When you’re feeling sick or if you’ve been injured, a doctor’s note can let places like your job know that you need to spend time at home recuperating. However, if you’re not sick and you fake a doctor’s note so you can get out of certain obligations, such as making a court appearance, you could spend time behind bars.

Such happened recently to an Arizona woman. She wasn’t sick or injured herself, nor was her husband, whom she allegedly forged a doctor’s note for. The man had been charged with drug crimes and was scheduled to appear in court. His wife went to the court and said he wouldn’t be able to make it because he was about to undergo surgery.

A couple of weeks later, the woman returned to the courthouse. This time she had a signed doctor’s note with her that said her husband couldn’t do any physical activity.

Something struck this as odd with investigators, and they called the doctor to verify the information. He said the woman’s husband was not his patient, and he had never treated anybody by that name. The note was a fake.

The woman was charged with forgery, identity theft, and fraud.

What’s Forgery?

Arizona law defines forgery as passing something off as genuine when a person knows it to be fake to defraud another.

Specifically, A.R.S. 13-2002, says an individual commits this offense when they:

  • Falsely create or alter a written instrument,
  • Know they have a faked document, or
  • Present a document that has false information

The woman who tried to help her husband evade appearing in court, committed forgery because she wrote something that she said was written by a doctor. She also tried to pass that note off as genuine to the court when she knew it wasn’t.

Forgery is a class 4 felony and can result in up to 3 years imprisonment.

What’s Identity Theft?

The next crime the Arizona woman was charged with was identity theft. Broadly defined, this offense occurs when a person uses someone else’s personal identifying information without having consent to do so.

Under the identity theft law, the intention behind the act must have been to:

  • Cause a loss to the other person,
  • Engage in an unlawful act, or
  • Obtain or continue employment

Because the Arizona woman used a forged note to try to get her husband out of court, she was charged with this offense. Failing to attend a scheduled hearing without a valid reason is unlawful conduct.

Identity theft is also a class 4 felony.

What Is Fraud?

In Arizona, when a person uses deception to obtain something beneficial for themselves (or that harms someone else), they are committing fraud.

Returning to the case of the Arizona woman who wrote a doctor’s note for her husband, she was charged with fraud because she engaged in a scheme to defraud. Her alleged intent for such conduct was to keep her husband from appearing at court (which could be considered a benefit for him).

If you’re facing allegations of a criminal offense in Yuma, reach out to Bowman, Smith & Kallen today.

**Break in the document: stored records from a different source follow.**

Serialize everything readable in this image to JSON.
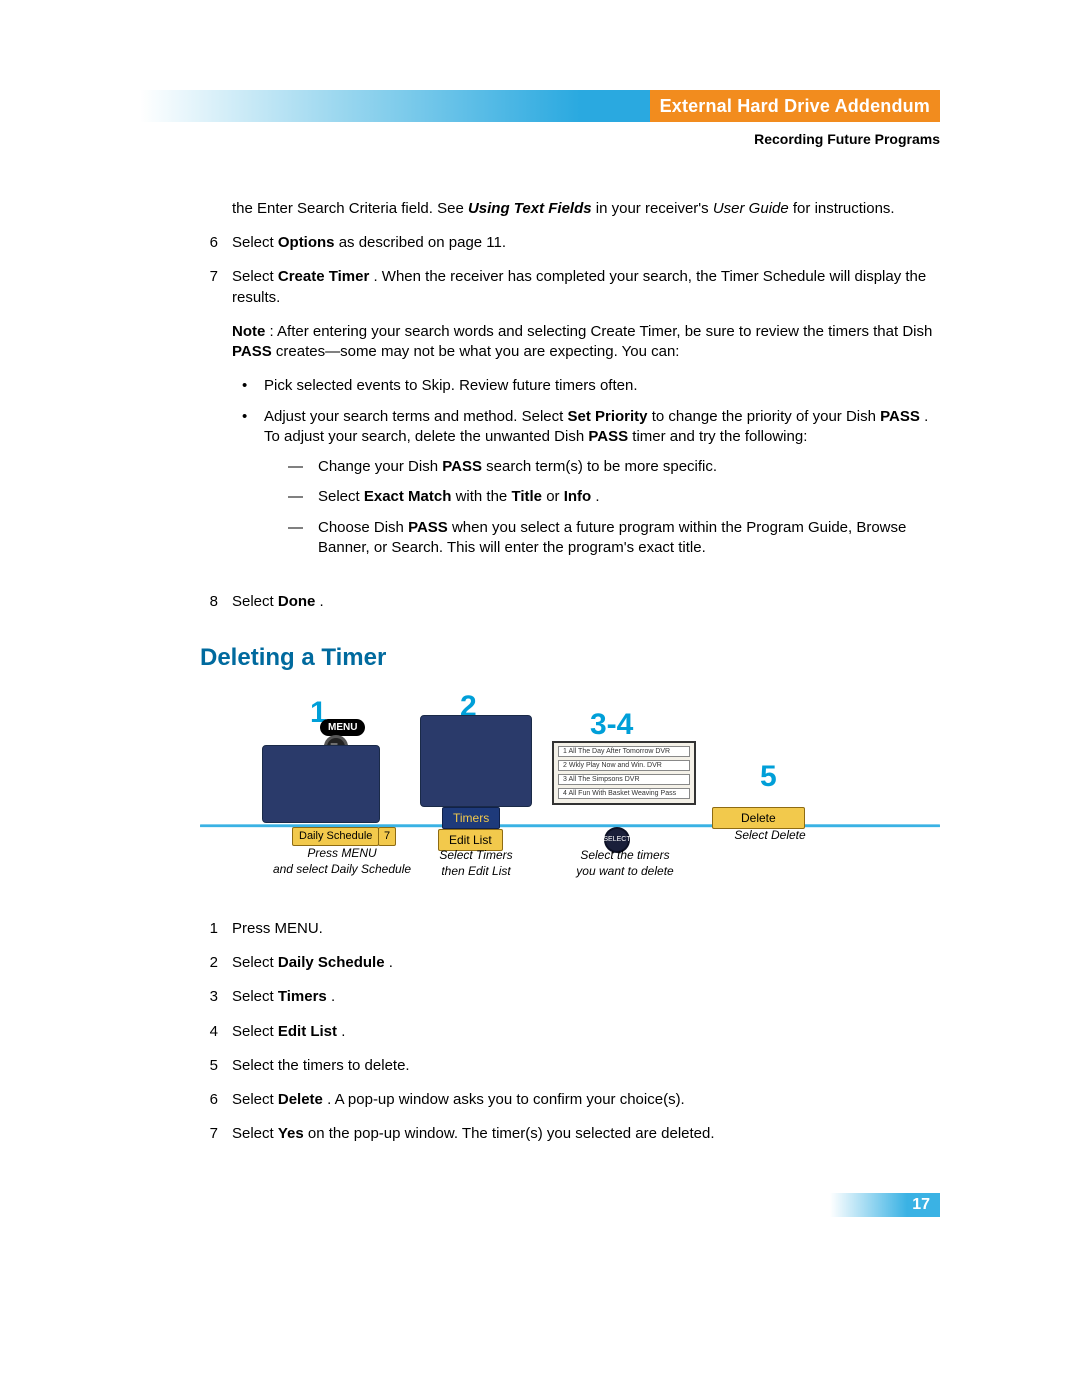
{
  "header": {
    "banner_title": "External Hard Drive Addendum",
    "subhead": "Recording Future Programs"
  },
  "intro_fragment": {
    "pre": "the Enter Search Criteria field. See ",
    "bi": "Using Text Fields",
    "mid": " in your receiver's ",
    "it": "User Guide",
    "post": " for instructions."
  },
  "step6": {
    "num": "6",
    "pre": "Select ",
    "b1": "Options",
    "post": " as described on page 11."
  },
  "step7": {
    "num": "7",
    "pre": "Select ",
    "b1": "Create Timer",
    "post": ". When the receiver has completed your search, the Timer Schedule will display the results."
  },
  "note": {
    "nb": "Note",
    "pre": ": After entering your search words and selecting Create Timer, be sure to review the timers that Dish",
    "b1": "PASS",
    "post": " creates—some may not be what you are expecting. You can:"
  },
  "bullets": {
    "b1": "Pick selected events to Skip. Review future timers often.",
    "b2": {
      "pre": "Adjust your search terms and method. Select ",
      "bd1": "Set Priority",
      "mid1": " to change the priority of your Dish",
      "bd2": "PASS",
      "mid2": ". To adjust your search, delete the unwanted Dish",
      "bd3": "PASS",
      "post": " timer and try the following:"
    },
    "d1": {
      "pre": "Change your Dish",
      "bd": "PASS",
      "post": " search term(s) to be more specific."
    },
    "d2": {
      "pre": "Select ",
      "bd1": "Exact Match",
      "mid": " with the ",
      "bd2": "Title",
      "or": " or ",
      "bd3": "Info",
      "end": "."
    },
    "d3": {
      "pre": "Choose Dish",
      "bd": "PASS",
      "post": " when you select a future program within the Program Guide, Browse Banner, or Search. This will enter the program's exact title."
    }
  },
  "step8": {
    "num": "8",
    "pre": "Select ",
    "b1": "Done",
    "post": "."
  },
  "section_title": "Deleting a Timer",
  "diagram": {
    "n1": "1",
    "n2": "2",
    "n34": "3-4",
    "n5": "5",
    "menu_label": "MENU",
    "daily_schedule_chip": "Daily Schedule",
    "daily_schedule_num": "7",
    "timers_chip": "Timers",
    "edit_list_chip": "Edit List",
    "delete_chip": "Delete",
    "select_puck": "SELECT",
    "cap1_l1": "Press MENU",
    "cap1_l2": "and select Daily Schedule",
    "cap2_l1": "Select Timers",
    "cap2_l2": "then Edit List",
    "cap3_l1": "Select the timers",
    "cap3_l2": "you want to delete",
    "cap4": "Select Delete",
    "timer_rows": [
      "1  All   The Day After Tomorrow   DVR",
      "2  Wkly  Play Now and Win.        DVR",
      "3  All   The Simpsons             DVR",
      "4  All   Fun With Basket Weaving  Pass"
    ]
  },
  "del_steps": {
    "s1": {
      "num": "1",
      "text": "Press MENU."
    },
    "s2": {
      "num": "2",
      "pre": "Select ",
      "b": "Daily Schedule",
      "post": "."
    },
    "s3": {
      "num": "3",
      "pre": "Select ",
      "b": "Timers",
      "post": "."
    },
    "s4": {
      "num": "4",
      "pre": "Select ",
      "b": "Edit List",
      "post": "."
    },
    "s5": {
      "num": "5",
      "text": "Select the timers to delete."
    },
    "s6": {
      "num": "6",
      "pre": "Select ",
      "b": "Delete",
      "post": ". A pop-up window asks you to confirm your choice(s)."
    },
    "s7": {
      "num": "7",
      "pre": "Select ",
      "b": "Yes",
      "post": " on the pop-up window. The timer(s) you selected are deleted."
    }
  },
  "page_number": "17"
}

Our skilled lawyers handle a variety of cases, such as violent crimes and drug crimes. We will work toward a favorable outcome on your behalf. Call (928) 433-2355 or fill out an online contact form.